If you have a very small child who requires dental work, your pediatric dentist may recommend general anesthesia for the procedure. For many parents, the idea of general anesthesia on a toddler or preschooler can be somewhat unnerving. It is important that you understand why your child's dentist might recommend general anesthesia, what alternatives you can pursue, and what the risks of general anesthesia are for young patients. Below are five things that parents should know about general anesthesia for pediatric dentistry.
General Anesthesia May Be Recommended for Uncooperative Patients
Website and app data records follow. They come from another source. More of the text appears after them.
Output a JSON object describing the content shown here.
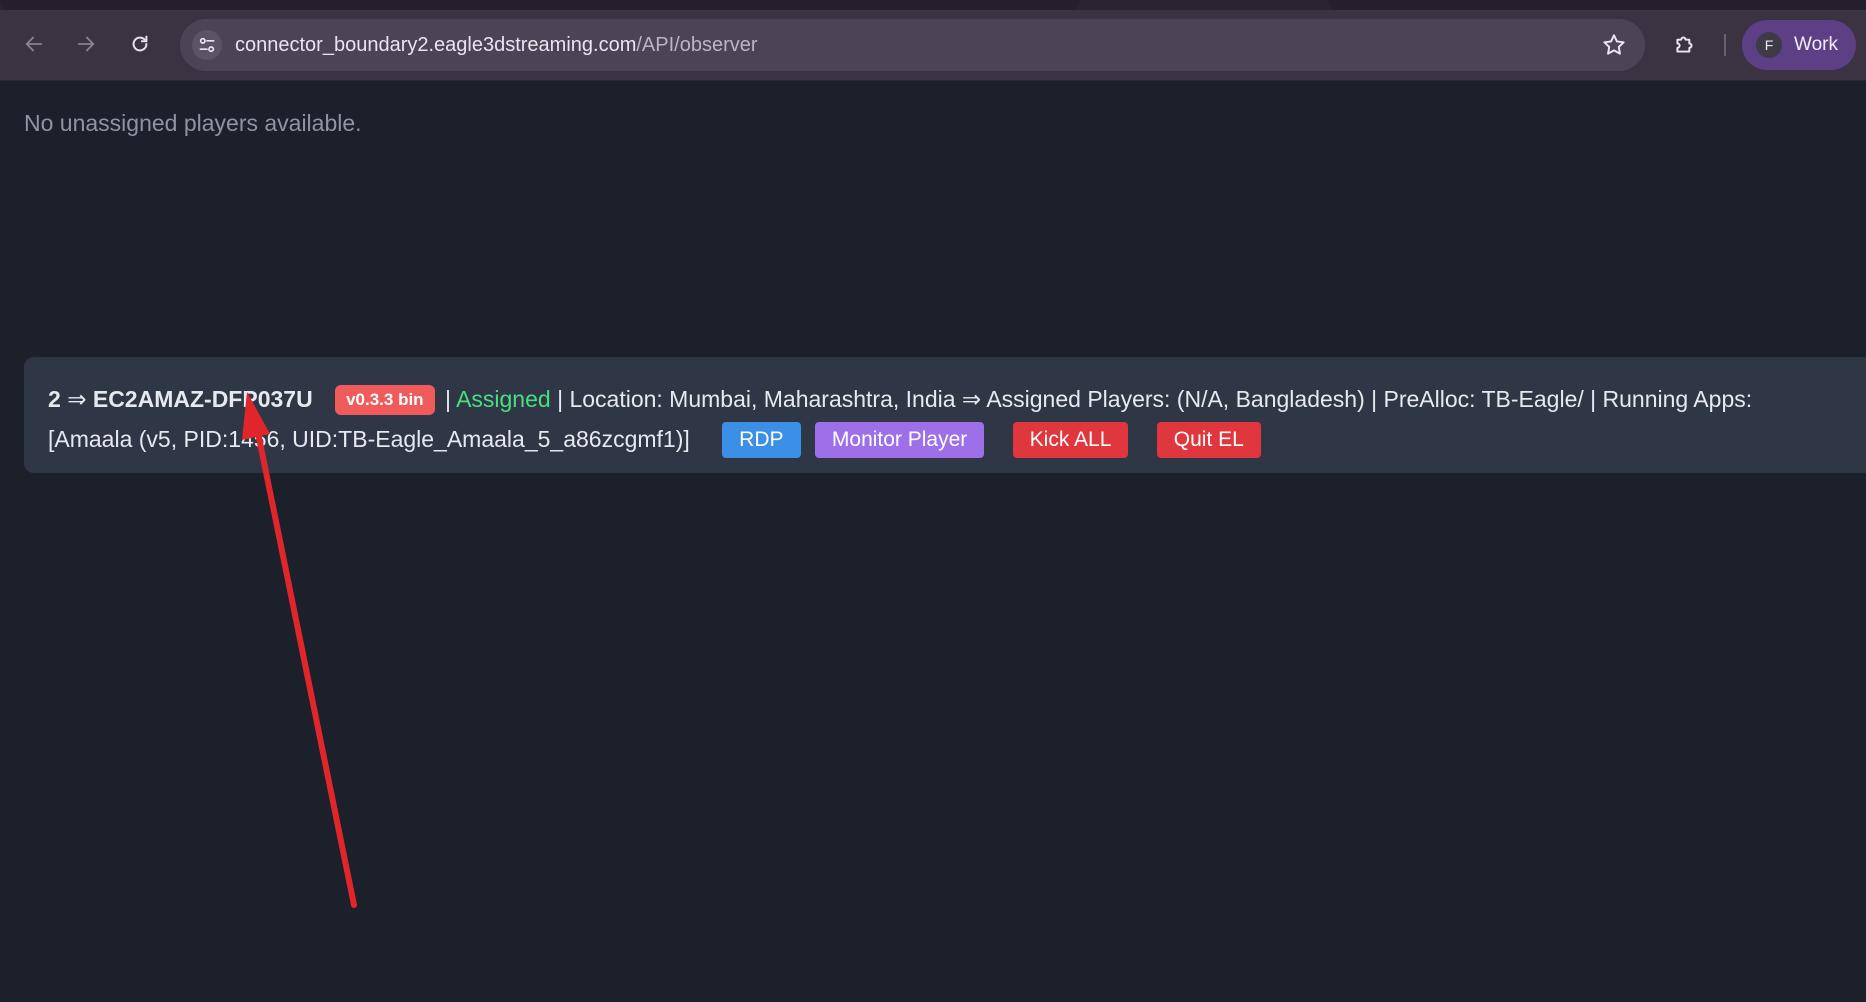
{
  "browser": {
    "url_host": "connector_boundary2.eagle3dstreaming.com",
    "url_path": "/API/observer",
    "profile_initial": "F",
    "profile_label": "Work"
  },
  "page": {
    "empty_message": "No unassigned players available."
  },
  "server": {
    "index": "2",
    "separator": "⇒",
    "hostname": "EC2AMAZ-DFP037U",
    "version_badge": "v0.3.3 bin",
    "pipe1": "|",
    "status": "Assigned",
    "details": "| Location: Mumbai, Maharashtra, India ⇒ Assigned Players: (N/A, Bangladesh) | PreAlloc: TB-Eagle/ | Running Apps:",
    "running_apps": "[Amaala (v5, PID:1456, UID:TB-Eagle_Amaala_5_a86zcgmf1)]",
    "buttons": {
      "rdp": "RDP",
      "monitor": "Monitor Player",
      "kick": "Kick ALL",
      "quit": "Quit EL"
    }
  },
  "colors": {
    "page_bg": "#1b202b",
    "card_bg": "#2f3746",
    "badge": "#ef5b5b",
    "assigned": "#4ade80",
    "rdp": "#3b8fe6",
    "monitor": "#9d6fe8",
    "danger": "#e0363d",
    "annotation_arrow": "#e0262b"
  }
}
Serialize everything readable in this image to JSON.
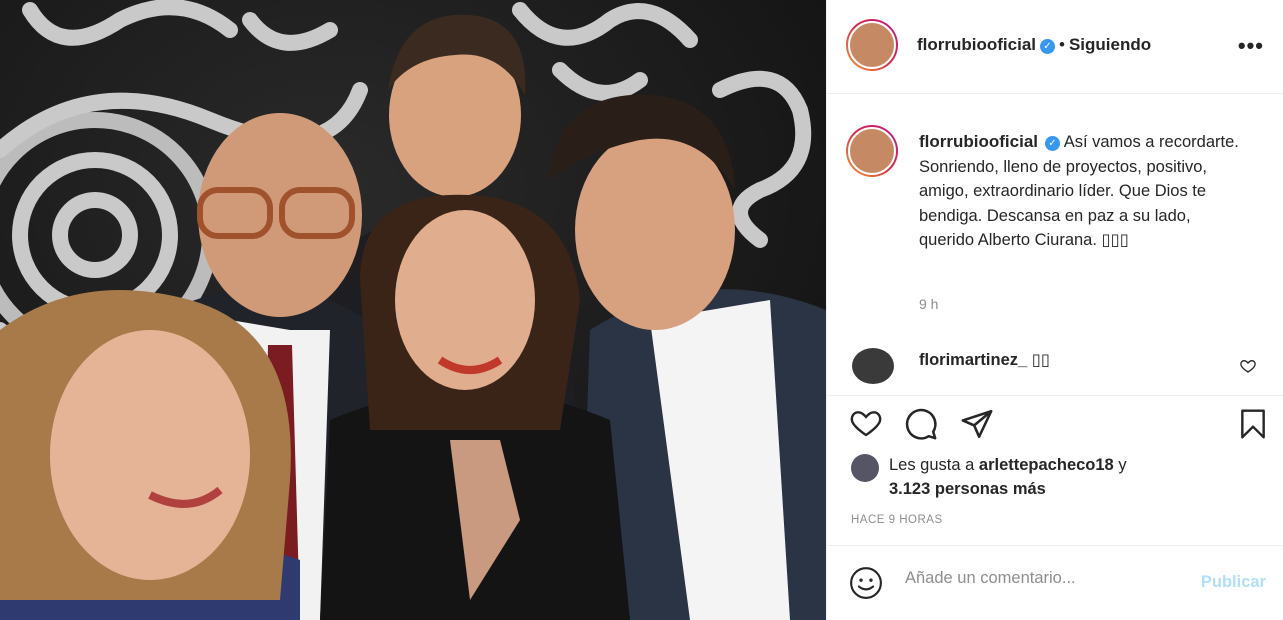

In most cases, dentists will try to avoid general anesthesia. It is mostly recommended for uncooperative patients. Uncooperative patients are considered those who do not have the capacity to understand dental work and cooperate with the dentist. For example, children younger than 4 or those with developmental disabilities may not be able to understand why they are receiving dental work and may be traumatized by the sounds and feelings of invasive dental procedures even after the reasoning for these procedures is explained to them. For these patients, it may be psychologically better to administer general anesthesia than to try to restrain them or convince them to cooperate with the procedure.
For Some Patients, There Are Alternatives to General Anesthesia
For slightly older patients, such as those who are 4 or 5 years old, traditional dental treatment with local anesthesia may be used. However, it is important that the dentist has plenty of time before the procedure to explain the procedure and gain the child's trust. This may take several appointments. Additionally, a pediatric dentist may recommend a low-dose of oral sedative that will help the child relax and cooperate during the procedure. Known as "sleeping dentistry," your child will still be awake but will likely not remember the dental procedure.
General Anesthesia Has Improved In Safety Over the Years
Many parents are concerned with the safety of general anesthesia. However, the understanding of anesthesia and protocols for its use have improved in recent years. For example, deaths related to anesthesia have decreased 97% since the 1940s. General anesthesiologists have more experience and a greater understanding of how anesthesia works, and pediatric anesthesiologists focus specifically on the needs of small children.
General Anesthesia Will Likely Have Short-term Side Effects
Even after general anesthesia wears off, your child may experience several short-term side effects. For example, they may feel groggy or have trouble walking or running normally for a day or more after their procedure. It is important that you prepare for these side effects, as they can be disorienting and somewhat frightening for small children who do not understand why they are experiencing them. Preparing a relaxing environment and taking time off of work to provide one-on-one attention to your child can help reduce the negative psychological effects of these side-effects.
It Is Important to Weigh the Risks and the Benefits of General Anesthesia
While general anesthesia has improved in recent years, it is important to recognize that there are still risks to general anesthesia. Your child's dentist may want to reduce these risks by waiting for your child to gain more weight or to gain enough maturity to complete a procedure with local anesthesia. In these circumstances, they may recommend aggressive home care, such as brushing more often and applying topical calcium, phosphate, or fluoride. However, if decay spreads into your child's roots and causes your child pain or puts the adult teeth at risk, your dentist may decide that general anesthesia is less of a risk than continuing to wait for your child to reach a more appropriate age for dental treatment.
To make an appointment, contact a dental office like Little Peoples Dentistry.